* _INSTRUCTIONS TO FOLLOW_
The entries that follow must be given again exactly, with the pictures excluded.

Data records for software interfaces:
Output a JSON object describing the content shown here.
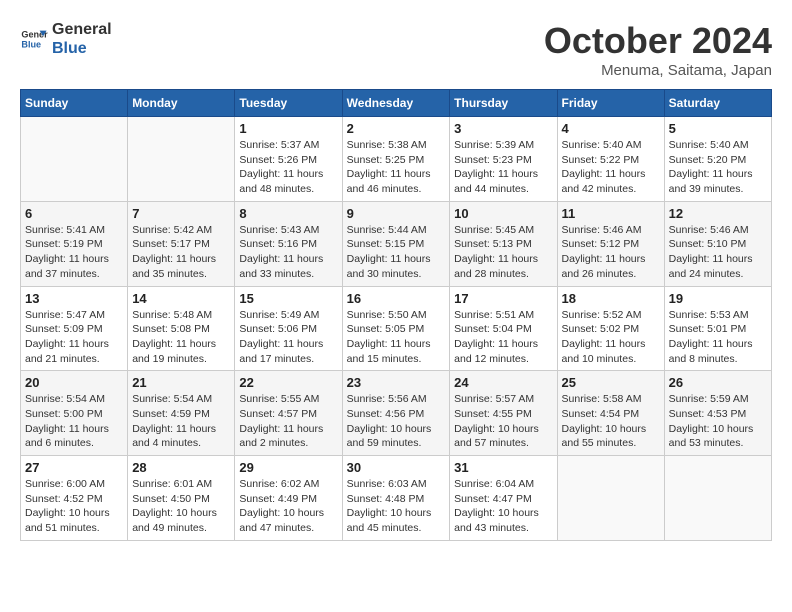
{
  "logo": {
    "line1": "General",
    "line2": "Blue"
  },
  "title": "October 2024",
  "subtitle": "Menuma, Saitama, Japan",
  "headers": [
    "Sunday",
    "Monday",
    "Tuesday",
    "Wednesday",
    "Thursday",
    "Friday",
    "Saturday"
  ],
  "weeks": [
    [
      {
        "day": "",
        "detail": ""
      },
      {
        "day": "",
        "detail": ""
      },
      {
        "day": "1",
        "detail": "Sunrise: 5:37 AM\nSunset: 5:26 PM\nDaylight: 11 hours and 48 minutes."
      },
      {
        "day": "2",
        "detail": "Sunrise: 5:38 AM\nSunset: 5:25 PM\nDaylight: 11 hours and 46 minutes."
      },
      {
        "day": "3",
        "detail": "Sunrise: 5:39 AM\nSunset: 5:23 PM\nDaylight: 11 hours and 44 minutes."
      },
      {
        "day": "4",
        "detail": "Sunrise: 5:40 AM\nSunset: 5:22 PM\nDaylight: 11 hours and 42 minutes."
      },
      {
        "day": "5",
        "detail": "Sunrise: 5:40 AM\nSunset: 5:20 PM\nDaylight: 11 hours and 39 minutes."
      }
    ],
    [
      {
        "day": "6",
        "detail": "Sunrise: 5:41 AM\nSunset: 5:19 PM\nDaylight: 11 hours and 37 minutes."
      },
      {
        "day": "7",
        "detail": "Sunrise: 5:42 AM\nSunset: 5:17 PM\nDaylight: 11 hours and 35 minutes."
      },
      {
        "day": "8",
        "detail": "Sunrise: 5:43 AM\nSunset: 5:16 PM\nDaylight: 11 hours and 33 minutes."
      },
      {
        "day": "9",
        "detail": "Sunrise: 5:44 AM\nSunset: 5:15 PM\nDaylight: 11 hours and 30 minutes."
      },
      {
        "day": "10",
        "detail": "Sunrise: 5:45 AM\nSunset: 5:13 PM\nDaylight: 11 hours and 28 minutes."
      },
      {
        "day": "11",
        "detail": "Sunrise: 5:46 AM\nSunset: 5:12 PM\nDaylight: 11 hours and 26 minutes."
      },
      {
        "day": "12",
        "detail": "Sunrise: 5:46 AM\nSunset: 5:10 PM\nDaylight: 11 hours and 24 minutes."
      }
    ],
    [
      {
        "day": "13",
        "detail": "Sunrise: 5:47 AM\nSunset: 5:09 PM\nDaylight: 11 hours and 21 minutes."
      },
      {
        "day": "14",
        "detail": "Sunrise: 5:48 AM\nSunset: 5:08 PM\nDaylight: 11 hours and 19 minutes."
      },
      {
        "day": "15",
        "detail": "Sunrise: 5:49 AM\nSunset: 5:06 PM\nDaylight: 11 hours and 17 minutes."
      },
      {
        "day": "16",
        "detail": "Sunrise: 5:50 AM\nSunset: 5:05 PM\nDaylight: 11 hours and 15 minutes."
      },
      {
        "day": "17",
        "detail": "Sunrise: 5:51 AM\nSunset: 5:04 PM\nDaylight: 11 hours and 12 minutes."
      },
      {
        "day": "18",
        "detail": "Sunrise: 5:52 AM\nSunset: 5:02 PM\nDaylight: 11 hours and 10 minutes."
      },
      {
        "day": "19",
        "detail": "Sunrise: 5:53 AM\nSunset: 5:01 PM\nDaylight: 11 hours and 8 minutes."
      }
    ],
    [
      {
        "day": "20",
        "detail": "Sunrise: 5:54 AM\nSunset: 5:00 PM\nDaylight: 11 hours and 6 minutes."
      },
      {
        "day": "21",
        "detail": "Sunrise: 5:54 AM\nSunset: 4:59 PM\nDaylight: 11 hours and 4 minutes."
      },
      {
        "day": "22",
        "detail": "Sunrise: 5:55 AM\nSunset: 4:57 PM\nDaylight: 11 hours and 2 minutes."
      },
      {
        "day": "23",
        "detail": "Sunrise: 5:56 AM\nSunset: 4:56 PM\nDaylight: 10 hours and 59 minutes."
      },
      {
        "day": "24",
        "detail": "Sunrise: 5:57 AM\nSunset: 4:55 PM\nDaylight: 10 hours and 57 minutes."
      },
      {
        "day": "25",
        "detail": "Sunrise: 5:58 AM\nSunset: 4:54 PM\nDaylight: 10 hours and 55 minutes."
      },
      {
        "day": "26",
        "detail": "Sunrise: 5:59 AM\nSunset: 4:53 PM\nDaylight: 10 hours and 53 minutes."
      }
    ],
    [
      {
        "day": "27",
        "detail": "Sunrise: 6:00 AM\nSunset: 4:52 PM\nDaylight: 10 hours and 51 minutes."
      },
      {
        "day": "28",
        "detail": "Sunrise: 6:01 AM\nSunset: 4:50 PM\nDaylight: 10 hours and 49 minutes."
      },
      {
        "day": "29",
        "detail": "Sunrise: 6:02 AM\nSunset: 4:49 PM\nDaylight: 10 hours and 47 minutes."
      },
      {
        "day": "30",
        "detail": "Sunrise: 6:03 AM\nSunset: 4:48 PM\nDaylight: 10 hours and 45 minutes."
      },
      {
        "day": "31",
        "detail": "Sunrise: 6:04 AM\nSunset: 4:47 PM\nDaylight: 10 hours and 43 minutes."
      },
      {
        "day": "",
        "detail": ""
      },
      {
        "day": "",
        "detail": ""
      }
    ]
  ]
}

* _RESULT_
Output a JSON object describing the content shown here.
{
  "logo": {
    "line1": "General",
    "line2": "Blue"
  },
  "title": "October 2024",
  "subtitle": "Menuma, Saitama, Japan",
  "headers": [
    "Sunday",
    "Monday",
    "Tuesday",
    "Wednesday",
    "Thursday",
    "Friday",
    "Saturday"
  ],
  "weeks": [
    [
      {
        "day": "",
        "detail": ""
      },
      {
        "day": "",
        "detail": ""
      },
      {
        "day": "1",
        "detail": "Sunrise: 5:37 AM\nSunset: 5:26 PM\nDaylight: 11 hours and 48 minutes."
      },
      {
        "day": "2",
        "detail": "Sunrise: 5:38 AM\nSunset: 5:25 PM\nDaylight: 11 hours and 46 minutes."
      },
      {
        "day": "3",
        "detail": "Sunrise: 5:39 AM\nSunset: 5:23 PM\nDaylight: 11 hours and 44 minutes."
      },
      {
        "day": "4",
        "detail": "Sunrise: 5:40 AM\nSunset: 5:22 PM\nDaylight: 11 hours and 42 minutes."
      },
      {
        "day": "5",
        "detail": "Sunrise: 5:40 AM\nSunset: 5:20 PM\nDaylight: 11 hours and 39 minutes."
      }
    ],
    [
      {
        "day": "6",
        "detail": "Sunrise: 5:41 AM\nSunset: 5:19 PM\nDaylight: 11 hours and 37 minutes."
      },
      {
        "day": "7",
        "detail": "Sunrise: 5:42 AM\nSunset: 5:17 PM\nDaylight: 11 hours and 35 minutes."
      },
      {
        "day": "8",
        "detail": "Sunrise: 5:43 AM\nSunset: 5:16 PM\nDaylight: 11 hours and 33 minutes."
      },
      {
        "day": "9",
        "detail": "Sunrise: 5:44 AM\nSunset: 5:15 PM\nDaylight: 11 hours and 30 minutes."
      },
      {
        "day": "10",
        "detail": "Sunrise: 5:45 AM\nSunset: 5:13 PM\nDaylight: 11 hours and 28 minutes."
      },
      {
        "day": "11",
        "detail": "Sunrise: 5:46 AM\nSunset: 5:12 PM\nDaylight: 11 hours and 26 minutes."
      },
      {
        "day": "12",
        "detail": "Sunrise: 5:46 AM\nSunset: 5:10 PM\nDaylight: 11 hours and 24 minutes."
      }
    ],
    [
      {
        "day": "13",
        "detail": "Sunrise: 5:47 AM\nSunset: 5:09 PM\nDaylight: 11 hours and 21 minutes."
      },
      {
        "day": "14",
        "detail": "Sunrise: 5:48 AM\nSunset: 5:08 PM\nDaylight: 11 hours and 19 minutes."
      },
      {
        "day": "15",
        "detail": "Sunrise: 5:49 AM\nSunset: 5:06 PM\nDaylight: 11 hours and 17 minutes."
      },
      {
        "day": "16",
        "detail": "Sunrise: 5:50 AM\nSunset: 5:05 PM\nDaylight: 11 hours and 15 minutes."
      },
      {
        "day": "17",
        "detail": "Sunrise: 5:51 AM\nSunset: 5:04 PM\nDaylight: 11 hours and 12 minutes."
      },
      {
        "day": "18",
        "detail": "Sunrise: 5:52 AM\nSunset: 5:02 PM\nDaylight: 11 hours and 10 minutes."
      },
      {
        "day": "19",
        "detail": "Sunrise: 5:53 AM\nSunset: 5:01 PM\nDaylight: 11 hours and 8 minutes."
      }
    ],
    [
      {
        "day": "20",
        "detail": "Sunrise: 5:54 AM\nSunset: 5:00 PM\nDaylight: 11 hours and 6 minutes."
      },
      {
        "day": "21",
        "detail": "Sunrise: 5:54 AM\nSunset: 4:59 PM\nDaylight: 11 hours and 4 minutes."
      },
      {
        "day": "22",
        "detail": "Sunrise: 5:55 AM\nSunset: 4:57 PM\nDaylight: 11 hours and 2 minutes."
      },
      {
        "day": "23",
        "detail": "Sunrise: 5:56 AM\nSunset: 4:56 PM\nDaylight: 10 hours and 59 minutes."
      },
      {
        "day": "24",
        "detail": "Sunrise: 5:57 AM\nSunset: 4:55 PM\nDaylight: 10 hours and 57 minutes."
      },
      {
        "day": "25",
        "detail": "Sunrise: 5:58 AM\nSunset: 4:54 PM\nDaylight: 10 hours and 55 minutes."
      },
      {
        "day": "26",
        "detail": "Sunrise: 5:59 AM\nSunset: 4:53 PM\nDaylight: 10 hours and 53 minutes."
      }
    ],
    [
      {
        "day": "27",
        "detail": "Sunrise: 6:00 AM\nSunset: 4:52 PM\nDaylight: 10 hours and 51 minutes."
      },
      {
        "day": "28",
        "detail": "Sunrise: 6:01 AM\nSunset: 4:50 PM\nDaylight: 10 hours and 49 minutes."
      },
      {
        "day": "29",
        "detail": "Sunrise: 6:02 AM\nSunset: 4:49 PM\nDaylight: 10 hours and 47 minutes."
      },
      {
        "day": "30",
        "detail": "Sunrise: 6:03 AM\nSunset: 4:48 PM\nDaylight: 10 hours and 45 minutes."
      },
      {
        "day": "31",
        "detail": "Sunrise: 6:04 AM\nSunset: 4:47 PM\nDaylight: 10 hours and 43 minutes."
      },
      {
        "day": "",
        "detail": ""
      },
      {
        "day": "",
        "detail": ""
      }
    ]
  ]
}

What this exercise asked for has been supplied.